At 7/15/14 11:28 PM, Seriousle wrote:
At 7/14/14 01:16 AM, Chronamut wrote:
even this thread has taught me a lot -so thanks guys :)just my 2 cents here as most other points i have, have been noted n brought up prior, but one thing i want to bring to your attention, and i can see you are both very 'paranoid' n private, however.. these traits will hurt you in the kickstarter game,
for the most part minus the potato salad of coarse because thats just lolz but a successful kickstarter will have 1 or both of 2 things.
1. it is very transparent in how funds will be spent. people are very hesitant to give you 10,000 to have you make 1 $150 box, and then disappear with the rest of the fund and never be heard of again.. kick starters that explain. this is how much i want and this is what its for exactly people read it/see it and go 'oh that seems reasonable' then they are happy to pitch in their 2 cents.
2. rewards. now this is a little more challenging for you, but take for example the cooler you brought up, thats successful because of its rewards, its almost all physicals and you get a reward for the donation you make, your not pitching money to support the research of a product as much as you are physically preording the product
the biggest turn off for people on kick starters seem to be goals without any real logic or basis, and thats usually not because the person behind it hasnt worked it out themselves its just they dont know / or refuse to put it out there how much they are spending on what and where and how they came up with that ammount..
so when a person comes across your kickstarter and sees you want 10,000 to create $150 lightboxes, and they have no idea the work or costs that go into creating them, how will they justify giving you any money?
tru enough! I am working out a breakdown as we speak - I often say the best way to learn is to fuck up, and then have everyone tell you what you did wrong - you learn MUCH faster then if you were to somehow understand this all beforehand and do ton of research - in field experience is always the best- after all - building codes are just an accumulation of what not to do after horrible things have happened when they were actually done..
my goal is to use photovoltaic strips as secondary power - they will not power the lightbox alone, but will instead provide auxillary power to the lithium ion rechargeable batteries inside, which will also be able to be plugged in to be recharged (ideally). Unfortunately as much as I would like these lightboxes to last forever.. it seems that even though the bulbs will never burn out, the transformers will eventually go. Constantly powered the lights can last anywhere from 5-10 years - and that is being lit non-stop.

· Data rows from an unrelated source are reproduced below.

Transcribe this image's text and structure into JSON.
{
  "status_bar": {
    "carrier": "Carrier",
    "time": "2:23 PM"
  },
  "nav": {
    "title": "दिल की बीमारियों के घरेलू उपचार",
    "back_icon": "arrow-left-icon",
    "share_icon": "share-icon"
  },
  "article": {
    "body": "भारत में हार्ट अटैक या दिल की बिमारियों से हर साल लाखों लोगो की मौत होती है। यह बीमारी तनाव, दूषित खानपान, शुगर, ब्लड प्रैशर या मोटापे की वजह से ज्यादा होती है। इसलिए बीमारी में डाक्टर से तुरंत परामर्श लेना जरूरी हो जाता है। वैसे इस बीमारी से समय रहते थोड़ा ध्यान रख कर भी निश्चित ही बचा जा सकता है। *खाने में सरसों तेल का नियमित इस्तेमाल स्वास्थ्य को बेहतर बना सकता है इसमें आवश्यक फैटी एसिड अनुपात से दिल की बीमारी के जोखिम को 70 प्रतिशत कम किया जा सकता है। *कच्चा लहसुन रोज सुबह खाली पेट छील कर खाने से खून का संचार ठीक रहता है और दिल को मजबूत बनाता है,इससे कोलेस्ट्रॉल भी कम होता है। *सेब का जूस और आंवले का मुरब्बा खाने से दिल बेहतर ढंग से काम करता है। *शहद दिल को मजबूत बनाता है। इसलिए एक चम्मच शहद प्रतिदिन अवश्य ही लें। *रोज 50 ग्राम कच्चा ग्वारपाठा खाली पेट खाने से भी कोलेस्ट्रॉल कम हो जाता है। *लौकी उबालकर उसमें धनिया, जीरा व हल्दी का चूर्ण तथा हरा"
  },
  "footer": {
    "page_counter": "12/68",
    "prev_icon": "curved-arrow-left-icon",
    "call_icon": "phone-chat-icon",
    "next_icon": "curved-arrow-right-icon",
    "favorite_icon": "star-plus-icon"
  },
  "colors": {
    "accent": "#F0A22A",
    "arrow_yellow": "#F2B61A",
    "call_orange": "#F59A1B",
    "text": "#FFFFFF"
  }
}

Admittedly they don't look to bad during the day unlit, but look much better lit, even during the day.. the light just brings out a dimension to the image that makes it actually pop in 3d.
The batteries will need to be replaced eventually as well, as even rechargeable batteries don't last forever.. aand the photovoltaic cells will probably go eventually to. It is a problem with dealing with technology that, like everything, has a shelf life. My goal is to make it so that for a fee we can always repair them for people, or most of them can open it up, figure it out for themselves, and get the part they need to fix it themselves. Regardless most people won't have these on all the time and thus they should last years and years and years..
I have done a step by step breakdown of the price and where it is going on the kickstarter page - hopefully this helps :)
The price for the gallery is around the same price my friend who I am using his studio space paid for his, so I figure it is a good price, and will allow me to find one that has the resources I need. Also naturally I will not be neting 10 grand - probably more like 8 grand as with all the kickstarter rewards some of that will be eaten up through the rewards as well as the fees from the site, so I factored that into my price.